Exercise
When a line in the entries contains the word "data", copy that line in full.

Records shown

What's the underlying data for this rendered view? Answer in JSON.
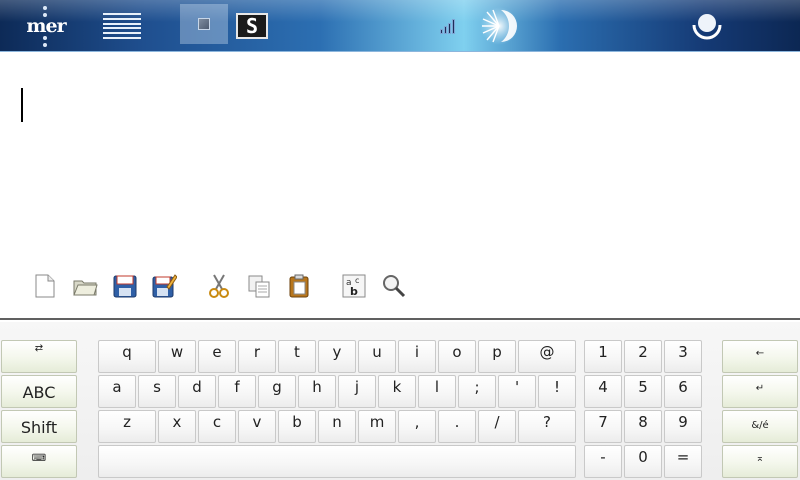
{
  "topbar": {
    "logo": "mer",
    "icons": [
      "menu-icon",
      "app-tab-icon",
      "terminal-icon",
      "signal-icon",
      "brightness-icon",
      "power-icon"
    ],
    "terminal_glyph": "S",
    "colors": {
      "bar_dark": "#0d2a57",
      "bar_light": "#7fd0ef"
    }
  },
  "editor": {
    "text": "",
    "toolbar": [
      "new-document-icon",
      "open-folder-icon",
      "save-icon",
      "save-as-icon",
      "cut-icon",
      "copy-icon",
      "paste-icon",
      "spellcheck-icon",
      "find-icon"
    ]
  },
  "keyboard": {
    "side_left": {
      "row1": "⇄",
      "row2": "ABC",
      "row3": "Shift",
      "row4": "⌨"
    },
    "letters": [
      [
        "q",
        "w",
        "e",
        "r",
        "t",
        "y",
        "u",
        "i",
        "o",
        "p",
        "@"
      ],
      [
        "a",
        "s",
        "d",
        "f",
        "g",
        "h",
        "j",
        "k",
        "l",
        ";",
        "'",
        "!"
      ],
      [
        "z",
        "x",
        "c",
        "v",
        "b",
        "n",
        "m",
        ",",
        ".",
        "/",
        "?"
      ]
    ],
    "numpad": [
      [
        "1",
        "2",
        "3"
      ],
      [
        "4",
        "5",
        "6"
      ],
      [
        "7",
        "8",
        "9"
      ],
      [
        "-",
        "0",
        "="
      ]
    ],
    "side_right": {
      "row1": "←",
      "row2": "↵",
      "row3": "&/é",
      "row4": "⌅"
    }
  }
}
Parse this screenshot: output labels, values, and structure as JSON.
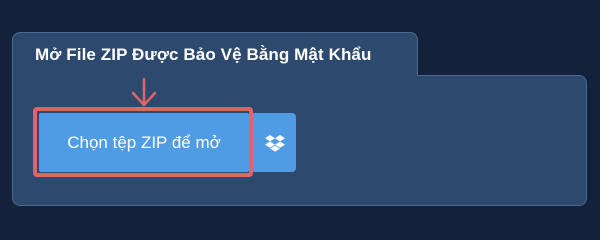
{
  "panel": {
    "title": "Mở File ZIP Được Bảo Vệ Bằng Mật Khẩu"
  },
  "upload": {
    "choose_label": "Chọn tệp ZIP để mở",
    "dropbox_icon": "dropbox-icon"
  },
  "colors": {
    "background": "#13213a",
    "panel": "#2d4a6e",
    "button": "#4f9ce4",
    "highlight": "#e06666"
  }
}
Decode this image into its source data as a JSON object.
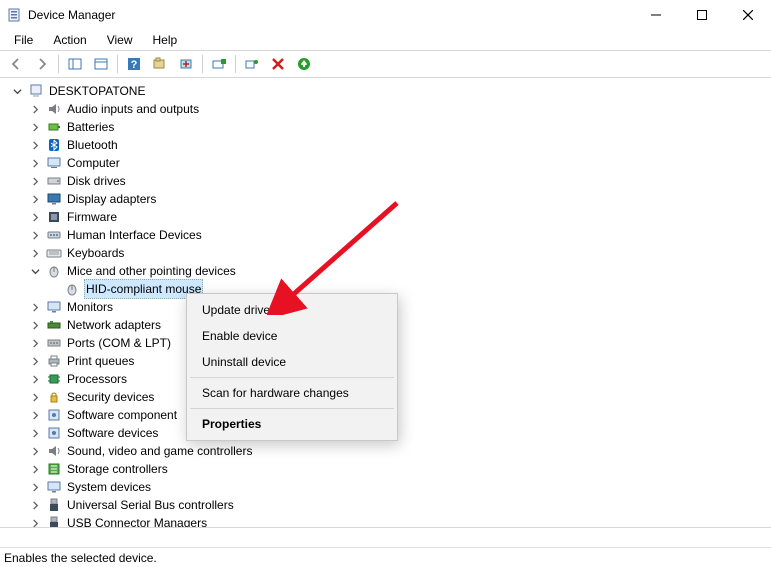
{
  "title": "Device Manager",
  "menus": {
    "file": "File",
    "action": "Action",
    "view": "View",
    "help": "Help"
  },
  "root": "DESKTOPATONE",
  "nodes": [
    {
      "label": "Audio inputs and outputs",
      "icon": "audio"
    },
    {
      "label": "Batteries",
      "icon": "battery"
    },
    {
      "label": "Bluetooth",
      "icon": "bluetooth"
    },
    {
      "label": "Computer",
      "icon": "computer"
    },
    {
      "label": "Disk drives",
      "icon": "disk"
    },
    {
      "label": "Display adapters",
      "icon": "display"
    },
    {
      "label": "Firmware",
      "icon": "firmware"
    },
    {
      "label": "Human Interface Devices",
      "icon": "hid"
    },
    {
      "label": "Keyboards",
      "icon": "keyboard"
    },
    {
      "label": "Mice and other pointing devices",
      "icon": "mouse",
      "expanded": true
    },
    {
      "label": "HID-compliant mouse",
      "icon": "mouse",
      "child": true,
      "selected": true
    },
    {
      "label": "Monitors",
      "icon": "monitor"
    },
    {
      "label": "Network adapters",
      "icon": "network"
    },
    {
      "label": "Ports (COM & LPT)",
      "icon": "port"
    },
    {
      "label": "Print queues",
      "icon": "printer"
    },
    {
      "label": "Processors",
      "icon": "cpu"
    },
    {
      "label": "Security devices",
      "icon": "security"
    },
    {
      "label": "Software component",
      "icon": "software"
    },
    {
      "label": "Software devices",
      "icon": "software"
    },
    {
      "label": "Sound, video and game controllers",
      "icon": "sound"
    },
    {
      "label": "Storage controllers",
      "icon": "storage"
    },
    {
      "label": "System devices",
      "icon": "system"
    },
    {
      "label": "Universal Serial Bus controllers",
      "icon": "usb"
    },
    {
      "label": "USB Connector Managers",
      "icon": "usb"
    }
  ],
  "context_menu": {
    "update": "Update driver",
    "enable": "Enable device",
    "uninstall": "Uninstall device",
    "scan": "Scan for hardware changes",
    "properties": "Properties"
  },
  "status": "Enables the selected device."
}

Response to this exercise
What's the underlying data for this rendered view? Answer in JSON.
Decode this image into its source data as a JSON object.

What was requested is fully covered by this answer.